*** Block opens ***

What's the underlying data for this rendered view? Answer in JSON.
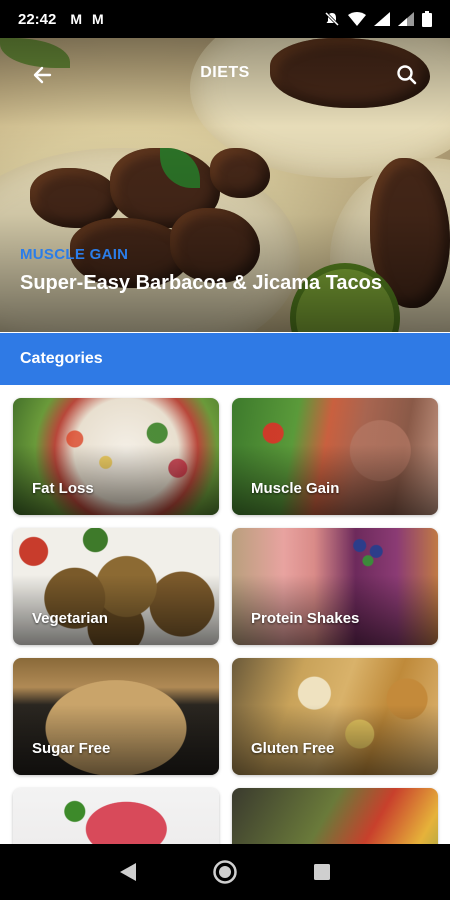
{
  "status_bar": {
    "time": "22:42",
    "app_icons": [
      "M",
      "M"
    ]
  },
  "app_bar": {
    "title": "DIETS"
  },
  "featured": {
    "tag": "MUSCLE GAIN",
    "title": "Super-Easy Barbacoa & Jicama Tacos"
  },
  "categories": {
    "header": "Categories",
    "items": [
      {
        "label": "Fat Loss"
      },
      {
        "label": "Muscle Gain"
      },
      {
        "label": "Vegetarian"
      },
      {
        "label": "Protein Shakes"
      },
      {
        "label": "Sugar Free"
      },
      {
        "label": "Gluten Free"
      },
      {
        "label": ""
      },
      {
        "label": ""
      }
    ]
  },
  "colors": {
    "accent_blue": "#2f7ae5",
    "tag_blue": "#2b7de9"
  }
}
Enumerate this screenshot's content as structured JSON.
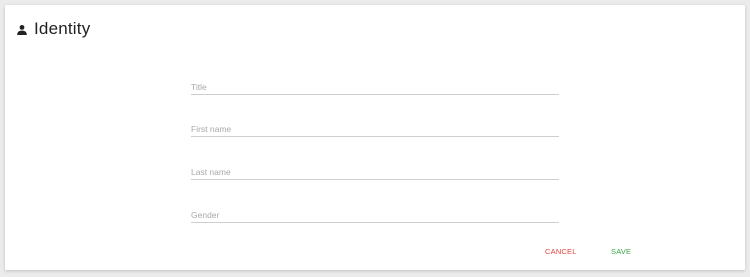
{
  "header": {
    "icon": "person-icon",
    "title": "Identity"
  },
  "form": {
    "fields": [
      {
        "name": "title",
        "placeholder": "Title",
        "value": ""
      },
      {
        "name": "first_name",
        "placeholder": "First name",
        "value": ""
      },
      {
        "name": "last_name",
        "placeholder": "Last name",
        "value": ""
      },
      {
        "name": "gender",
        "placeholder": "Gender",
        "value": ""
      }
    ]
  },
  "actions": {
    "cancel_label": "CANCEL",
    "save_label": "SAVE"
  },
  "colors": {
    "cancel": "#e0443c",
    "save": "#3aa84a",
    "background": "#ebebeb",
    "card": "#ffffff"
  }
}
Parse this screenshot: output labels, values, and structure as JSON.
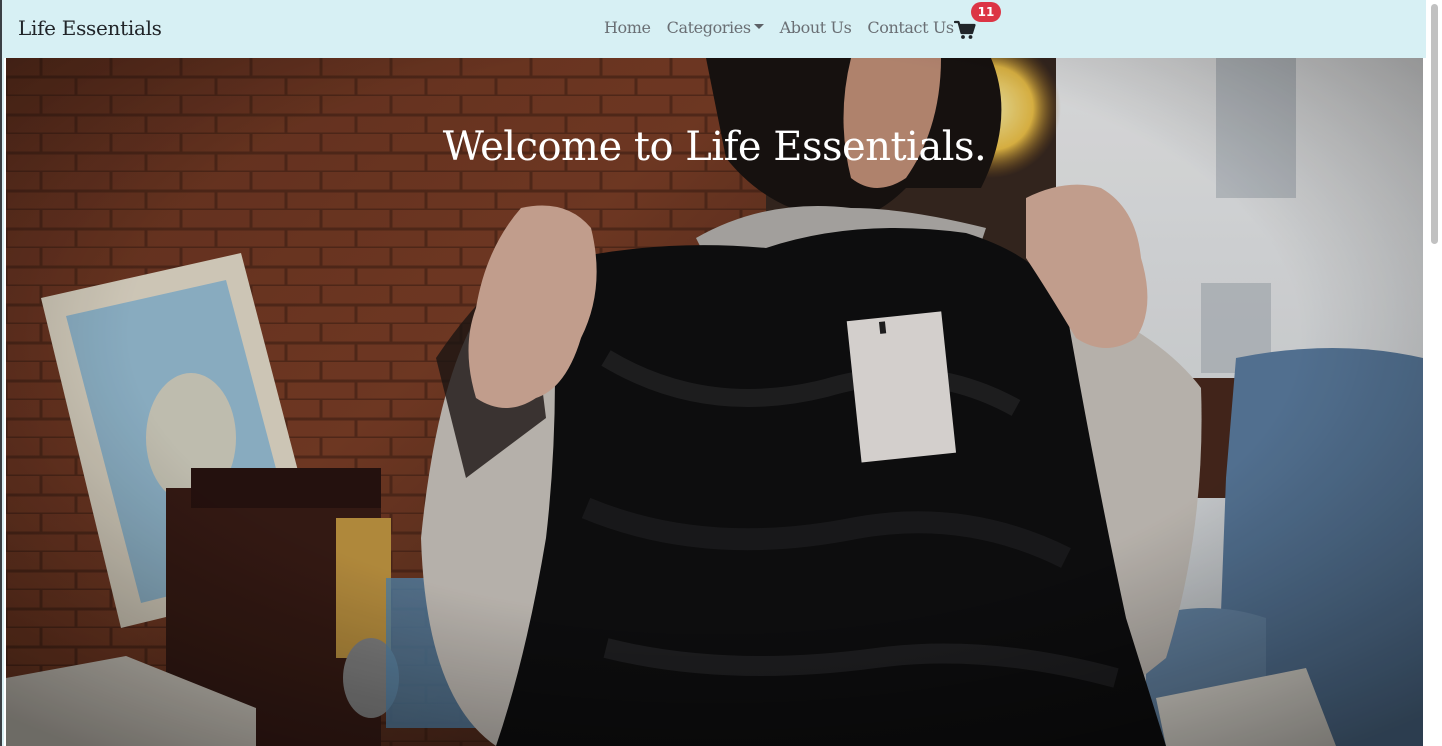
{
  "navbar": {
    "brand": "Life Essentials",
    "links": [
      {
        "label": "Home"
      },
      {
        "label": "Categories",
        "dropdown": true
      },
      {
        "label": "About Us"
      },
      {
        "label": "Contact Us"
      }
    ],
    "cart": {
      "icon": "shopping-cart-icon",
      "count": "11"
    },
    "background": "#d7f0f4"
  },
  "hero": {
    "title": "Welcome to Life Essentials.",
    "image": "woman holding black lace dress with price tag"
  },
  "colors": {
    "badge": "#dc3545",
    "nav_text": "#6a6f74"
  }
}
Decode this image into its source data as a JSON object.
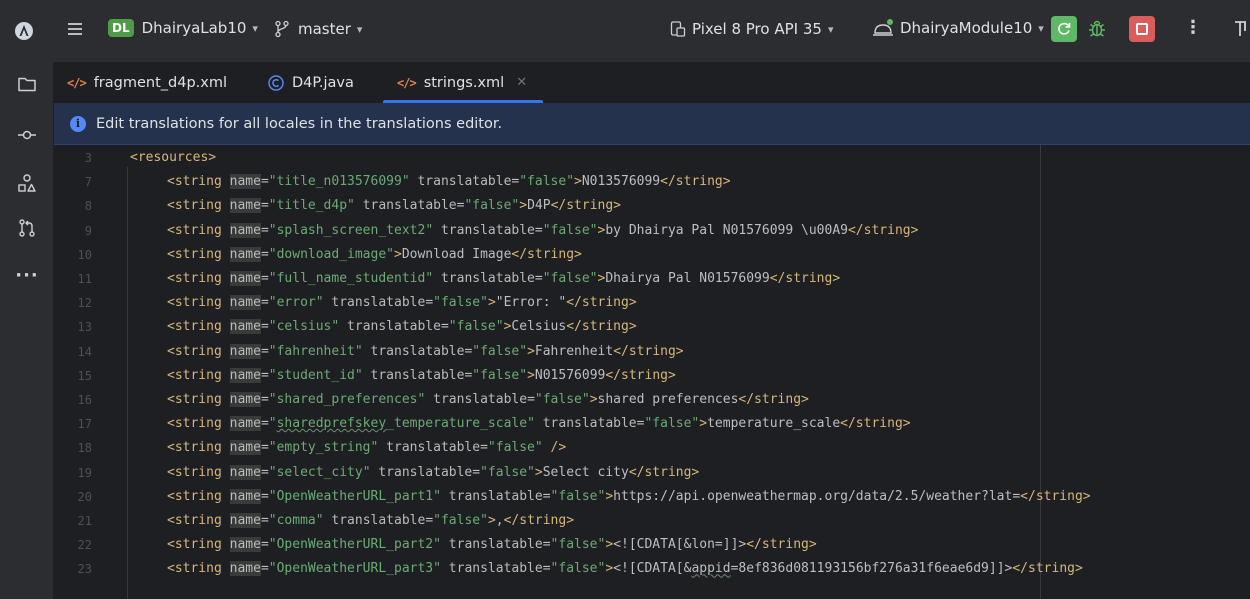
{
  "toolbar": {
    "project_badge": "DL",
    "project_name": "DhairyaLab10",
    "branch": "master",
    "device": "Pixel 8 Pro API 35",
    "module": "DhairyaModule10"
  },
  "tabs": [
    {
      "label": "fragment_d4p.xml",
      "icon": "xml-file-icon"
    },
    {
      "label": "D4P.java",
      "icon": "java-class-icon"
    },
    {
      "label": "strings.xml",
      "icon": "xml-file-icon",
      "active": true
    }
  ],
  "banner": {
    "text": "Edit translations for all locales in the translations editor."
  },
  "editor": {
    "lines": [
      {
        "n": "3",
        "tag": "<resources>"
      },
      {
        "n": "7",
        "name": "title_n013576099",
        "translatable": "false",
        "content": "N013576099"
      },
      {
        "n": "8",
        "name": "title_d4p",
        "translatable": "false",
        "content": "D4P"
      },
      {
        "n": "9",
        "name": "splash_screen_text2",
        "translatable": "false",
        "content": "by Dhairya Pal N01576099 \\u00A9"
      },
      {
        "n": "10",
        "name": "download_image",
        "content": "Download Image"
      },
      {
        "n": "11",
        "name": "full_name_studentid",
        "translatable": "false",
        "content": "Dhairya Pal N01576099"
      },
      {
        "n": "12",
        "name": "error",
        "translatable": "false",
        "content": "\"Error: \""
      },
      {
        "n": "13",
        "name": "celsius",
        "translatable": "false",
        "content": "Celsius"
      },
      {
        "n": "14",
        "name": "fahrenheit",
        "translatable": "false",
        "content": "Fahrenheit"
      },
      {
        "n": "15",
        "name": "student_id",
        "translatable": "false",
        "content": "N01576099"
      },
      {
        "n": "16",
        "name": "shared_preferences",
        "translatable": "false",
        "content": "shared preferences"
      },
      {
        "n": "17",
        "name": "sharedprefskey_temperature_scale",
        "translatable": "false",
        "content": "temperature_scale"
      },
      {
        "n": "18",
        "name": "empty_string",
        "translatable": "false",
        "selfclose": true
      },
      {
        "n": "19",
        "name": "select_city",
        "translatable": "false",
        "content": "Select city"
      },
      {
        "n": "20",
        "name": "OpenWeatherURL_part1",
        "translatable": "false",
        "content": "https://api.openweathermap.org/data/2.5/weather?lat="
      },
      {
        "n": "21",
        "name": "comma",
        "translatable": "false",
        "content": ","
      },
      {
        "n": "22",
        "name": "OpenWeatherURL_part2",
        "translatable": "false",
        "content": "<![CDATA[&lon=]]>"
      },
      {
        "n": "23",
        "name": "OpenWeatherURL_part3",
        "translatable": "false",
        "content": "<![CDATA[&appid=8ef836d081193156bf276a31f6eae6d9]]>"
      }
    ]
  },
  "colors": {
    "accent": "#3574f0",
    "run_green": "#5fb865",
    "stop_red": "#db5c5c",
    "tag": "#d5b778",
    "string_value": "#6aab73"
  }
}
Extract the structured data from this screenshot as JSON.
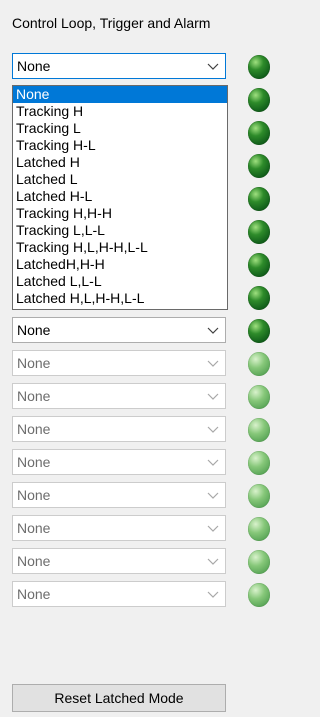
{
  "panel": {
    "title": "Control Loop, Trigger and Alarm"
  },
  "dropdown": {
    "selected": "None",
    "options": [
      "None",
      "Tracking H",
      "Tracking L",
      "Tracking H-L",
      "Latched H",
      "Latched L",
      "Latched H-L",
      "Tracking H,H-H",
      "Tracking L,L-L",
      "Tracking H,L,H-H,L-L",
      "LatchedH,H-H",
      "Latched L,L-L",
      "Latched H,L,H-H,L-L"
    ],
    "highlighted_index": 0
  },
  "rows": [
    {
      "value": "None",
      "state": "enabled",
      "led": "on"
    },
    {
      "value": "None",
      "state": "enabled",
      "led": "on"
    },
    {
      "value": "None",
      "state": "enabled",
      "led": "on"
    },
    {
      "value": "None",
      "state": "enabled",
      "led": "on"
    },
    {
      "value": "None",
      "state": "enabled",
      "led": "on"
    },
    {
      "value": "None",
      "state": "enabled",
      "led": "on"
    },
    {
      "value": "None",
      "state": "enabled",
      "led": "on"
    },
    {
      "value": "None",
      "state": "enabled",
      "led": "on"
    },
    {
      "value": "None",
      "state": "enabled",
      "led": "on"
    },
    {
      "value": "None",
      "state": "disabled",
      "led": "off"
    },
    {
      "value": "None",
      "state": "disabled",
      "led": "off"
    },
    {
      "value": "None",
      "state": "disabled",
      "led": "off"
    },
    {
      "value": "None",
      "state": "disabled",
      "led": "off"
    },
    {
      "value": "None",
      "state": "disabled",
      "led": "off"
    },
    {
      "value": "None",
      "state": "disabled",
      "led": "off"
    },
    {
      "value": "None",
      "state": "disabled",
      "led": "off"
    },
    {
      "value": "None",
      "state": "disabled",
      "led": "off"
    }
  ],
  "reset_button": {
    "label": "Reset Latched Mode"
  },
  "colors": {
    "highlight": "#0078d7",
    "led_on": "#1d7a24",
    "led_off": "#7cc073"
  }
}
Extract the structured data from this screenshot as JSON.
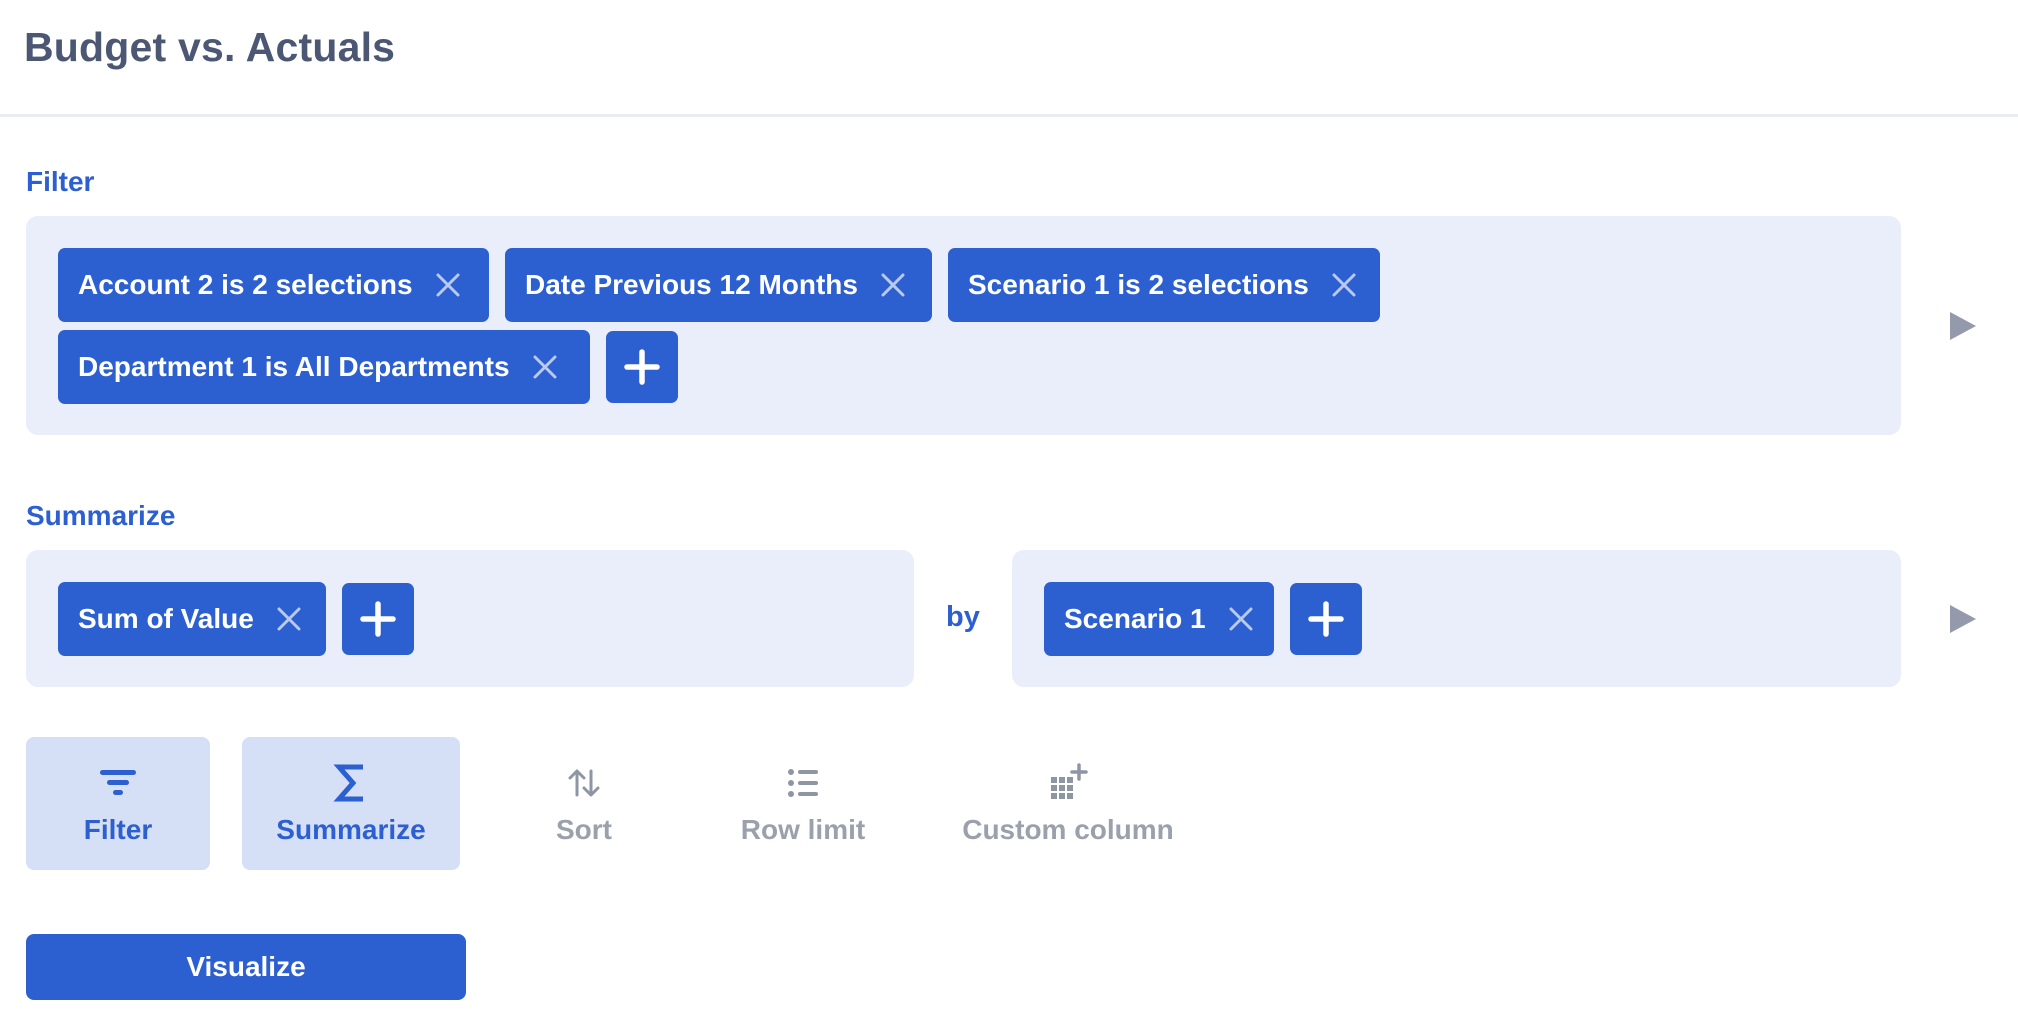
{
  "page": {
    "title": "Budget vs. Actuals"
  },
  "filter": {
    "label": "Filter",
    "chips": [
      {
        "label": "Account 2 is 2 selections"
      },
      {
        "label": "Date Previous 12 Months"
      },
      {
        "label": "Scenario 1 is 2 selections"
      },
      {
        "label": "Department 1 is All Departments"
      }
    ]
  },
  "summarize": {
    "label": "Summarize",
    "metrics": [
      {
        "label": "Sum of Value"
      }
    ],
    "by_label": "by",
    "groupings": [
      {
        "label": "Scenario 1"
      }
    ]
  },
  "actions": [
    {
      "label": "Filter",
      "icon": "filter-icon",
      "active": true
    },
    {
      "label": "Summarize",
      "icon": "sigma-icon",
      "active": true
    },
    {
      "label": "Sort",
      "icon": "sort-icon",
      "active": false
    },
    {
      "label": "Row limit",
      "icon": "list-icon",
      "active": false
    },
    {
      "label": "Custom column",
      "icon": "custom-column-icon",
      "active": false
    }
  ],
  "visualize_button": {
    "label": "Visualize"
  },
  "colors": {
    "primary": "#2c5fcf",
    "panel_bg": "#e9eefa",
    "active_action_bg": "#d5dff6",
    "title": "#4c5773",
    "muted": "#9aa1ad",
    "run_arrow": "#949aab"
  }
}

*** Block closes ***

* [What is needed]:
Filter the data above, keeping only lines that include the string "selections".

* [Problem solution]:
        "label": "Account 2 is 2 selections"
        "label": "Scenario 1 is 2 selections"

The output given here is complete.